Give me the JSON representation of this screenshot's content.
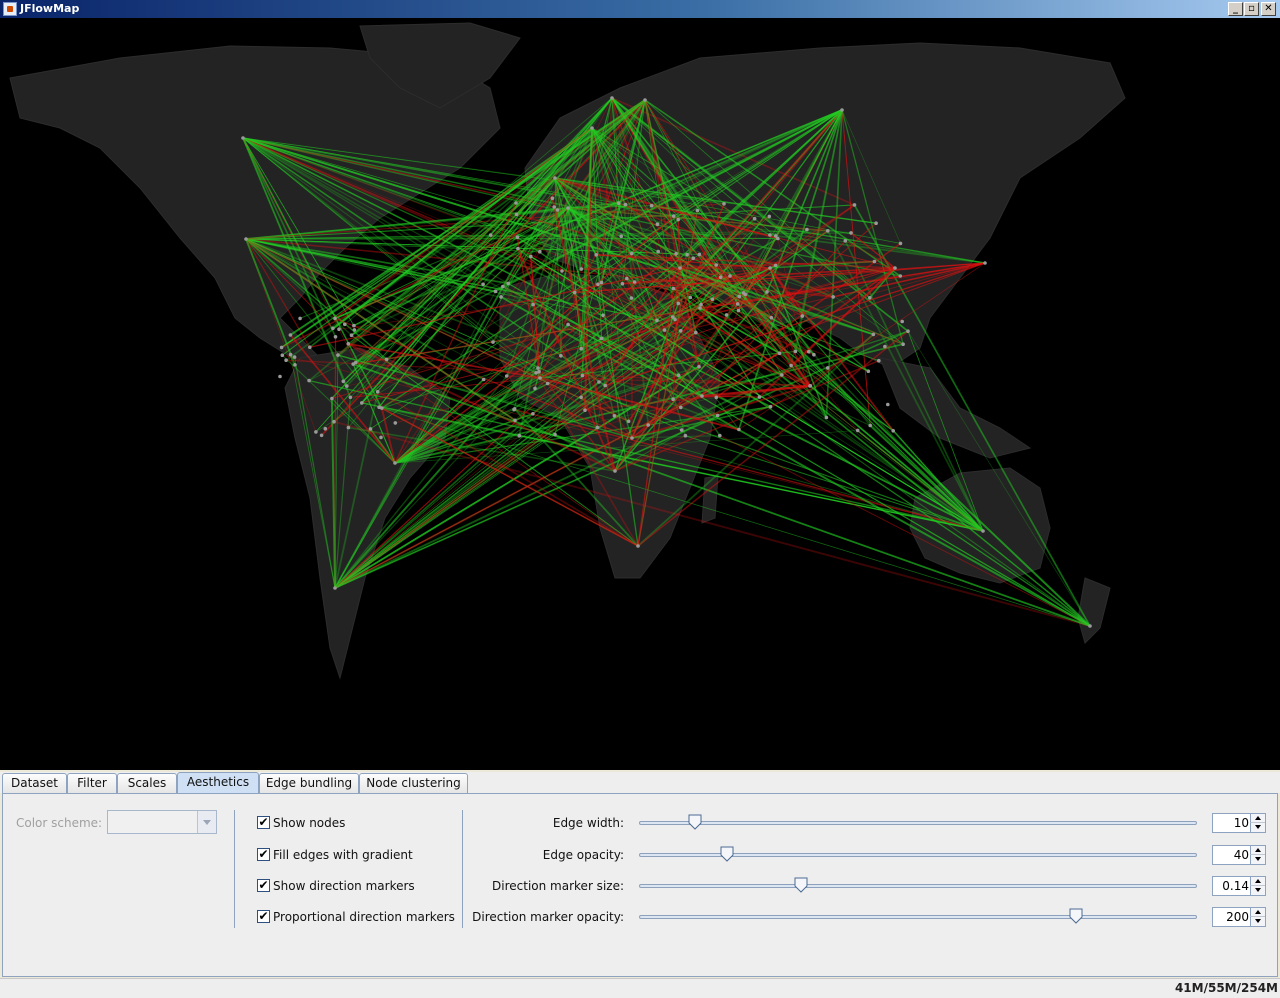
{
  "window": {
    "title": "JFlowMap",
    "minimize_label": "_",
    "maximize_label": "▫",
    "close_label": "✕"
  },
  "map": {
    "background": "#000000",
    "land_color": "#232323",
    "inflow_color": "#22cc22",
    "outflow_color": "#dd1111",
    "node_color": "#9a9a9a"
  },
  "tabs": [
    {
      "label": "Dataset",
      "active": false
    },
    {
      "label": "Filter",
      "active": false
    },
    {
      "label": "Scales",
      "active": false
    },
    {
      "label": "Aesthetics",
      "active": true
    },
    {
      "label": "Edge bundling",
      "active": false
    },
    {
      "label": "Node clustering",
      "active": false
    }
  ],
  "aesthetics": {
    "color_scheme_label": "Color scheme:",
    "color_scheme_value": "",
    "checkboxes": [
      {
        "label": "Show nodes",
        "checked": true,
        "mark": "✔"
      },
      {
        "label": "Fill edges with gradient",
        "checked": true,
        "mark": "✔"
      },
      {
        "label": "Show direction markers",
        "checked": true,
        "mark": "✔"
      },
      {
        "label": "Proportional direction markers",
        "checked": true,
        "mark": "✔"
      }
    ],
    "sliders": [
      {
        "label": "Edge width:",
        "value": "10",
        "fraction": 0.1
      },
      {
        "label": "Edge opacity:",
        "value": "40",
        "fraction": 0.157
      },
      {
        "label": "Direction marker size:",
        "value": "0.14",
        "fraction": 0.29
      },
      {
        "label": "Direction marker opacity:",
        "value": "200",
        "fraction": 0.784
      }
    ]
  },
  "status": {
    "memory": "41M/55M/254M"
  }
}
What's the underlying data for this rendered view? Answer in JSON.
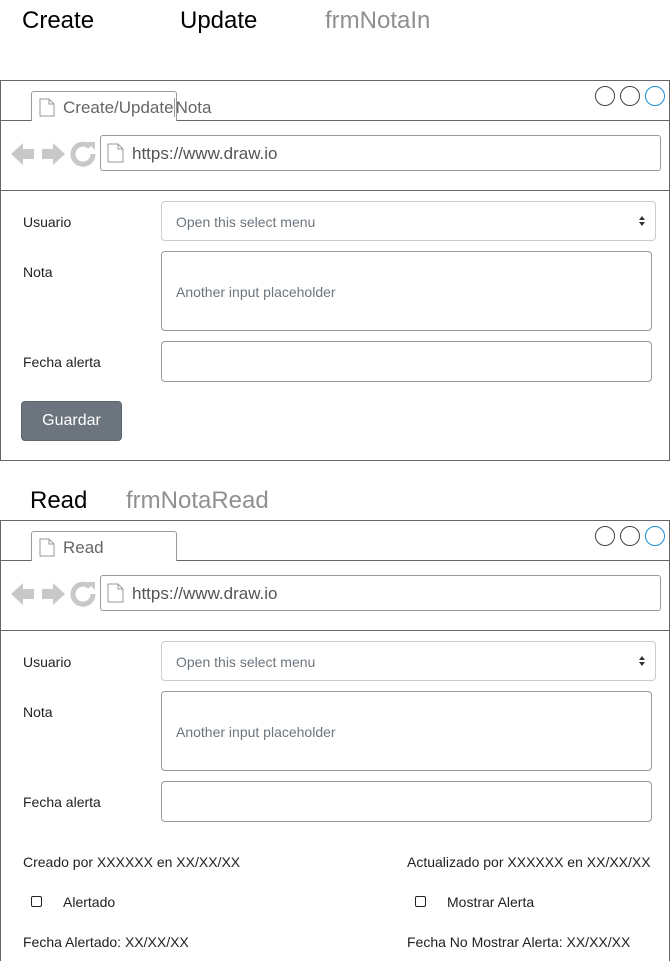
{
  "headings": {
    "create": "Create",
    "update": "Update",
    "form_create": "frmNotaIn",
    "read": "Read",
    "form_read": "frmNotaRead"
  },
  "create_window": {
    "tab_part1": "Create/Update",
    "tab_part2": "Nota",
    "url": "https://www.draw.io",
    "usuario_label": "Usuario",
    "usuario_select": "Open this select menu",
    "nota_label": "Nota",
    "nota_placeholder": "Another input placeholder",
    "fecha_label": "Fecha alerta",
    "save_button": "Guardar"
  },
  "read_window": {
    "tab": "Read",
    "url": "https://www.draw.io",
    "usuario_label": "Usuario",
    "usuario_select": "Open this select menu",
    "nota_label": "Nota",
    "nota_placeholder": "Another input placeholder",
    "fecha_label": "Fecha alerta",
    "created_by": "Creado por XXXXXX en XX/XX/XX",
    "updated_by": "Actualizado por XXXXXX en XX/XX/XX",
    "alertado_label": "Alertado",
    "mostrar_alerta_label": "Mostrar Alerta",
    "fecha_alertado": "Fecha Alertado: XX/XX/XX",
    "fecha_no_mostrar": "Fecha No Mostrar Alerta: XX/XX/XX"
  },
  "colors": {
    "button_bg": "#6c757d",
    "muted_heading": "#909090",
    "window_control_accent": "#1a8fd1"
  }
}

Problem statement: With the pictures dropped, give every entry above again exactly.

Finished task:
Give me the JSON representation of this screenshot's content.
{
  "window": {
    "title": "JFlowMap",
    "minimize_label": "_",
    "maximize_label": "▫",
    "close_label": "✕"
  },
  "map": {
    "background": "#000000",
    "land_color": "#232323",
    "inflow_color": "#22cc22",
    "outflow_color": "#dd1111",
    "node_color": "#9a9a9a"
  },
  "tabs": [
    {
      "label": "Dataset",
      "active": false
    },
    {
      "label": "Filter",
      "active": false
    },
    {
      "label": "Scales",
      "active": false
    },
    {
      "label": "Aesthetics",
      "active": true
    },
    {
      "label": "Edge bundling",
      "active": false
    },
    {
      "label": "Node clustering",
      "active": false
    }
  ],
  "aesthetics": {
    "color_scheme_label": "Color scheme:",
    "color_scheme_value": "",
    "checkboxes": [
      {
        "label": "Show nodes",
        "checked": true,
        "mark": "✔"
      },
      {
        "label": "Fill edges with gradient",
        "checked": true,
        "mark": "✔"
      },
      {
        "label": "Show direction markers",
        "checked": true,
        "mark": "✔"
      },
      {
        "label": "Proportional direction markers",
        "checked": true,
        "mark": "✔"
      }
    ],
    "sliders": [
      {
        "label": "Edge width:",
        "value": "10",
        "fraction": 0.1
      },
      {
        "label": "Edge opacity:",
        "value": "40",
        "fraction": 0.157
      },
      {
        "label": "Direction marker size:",
        "value": "0.14",
        "fraction": 0.29
      },
      {
        "label": "Direction marker opacity:",
        "value": "200",
        "fraction": 0.784
      }
    ]
  },
  "status": {
    "memory": "41M/55M/254M"
  }
}
What's the underlying data for this rendered view? Answer in JSON.
{
  "headings": {
    "create": "Create",
    "update": "Update",
    "form_create": "frmNotaIn",
    "read": "Read",
    "form_read": "frmNotaRead"
  },
  "create_window": {
    "tab_part1": "Create/Update",
    "tab_part2": "Nota",
    "url": "https://www.draw.io",
    "usuario_label": "Usuario",
    "usuario_select": "Open this select menu",
    "nota_label": "Nota",
    "nota_placeholder": "Another input placeholder",
    "fecha_label": "Fecha alerta",
    "save_button": "Guardar"
  },
  "read_window": {
    "tab": "Read",
    "url": "https://www.draw.io",
    "usuario_label": "Usuario",
    "usuario_select": "Open this select menu",
    "nota_label": "Nota",
    "nota_placeholder": "Another input placeholder",
    "fecha_label": "Fecha alerta",
    "created_by": "Creado por XXXXXX en XX/XX/XX",
    "updated_by": "Actualizado por XXXXXX en XX/XX/XX",
    "alertado_label": "Alertado",
    "mostrar_alerta_label": "Mostrar Alerta",
    "fecha_alertado": "Fecha Alertado: XX/XX/XX",
    "fecha_no_mostrar": "Fecha No Mostrar Alerta: XX/XX/XX"
  },
  "colors": {
    "button_bg": "#6c757d",
    "muted_heading": "#909090",
    "window_control_accent": "#1a8fd1"
  }
}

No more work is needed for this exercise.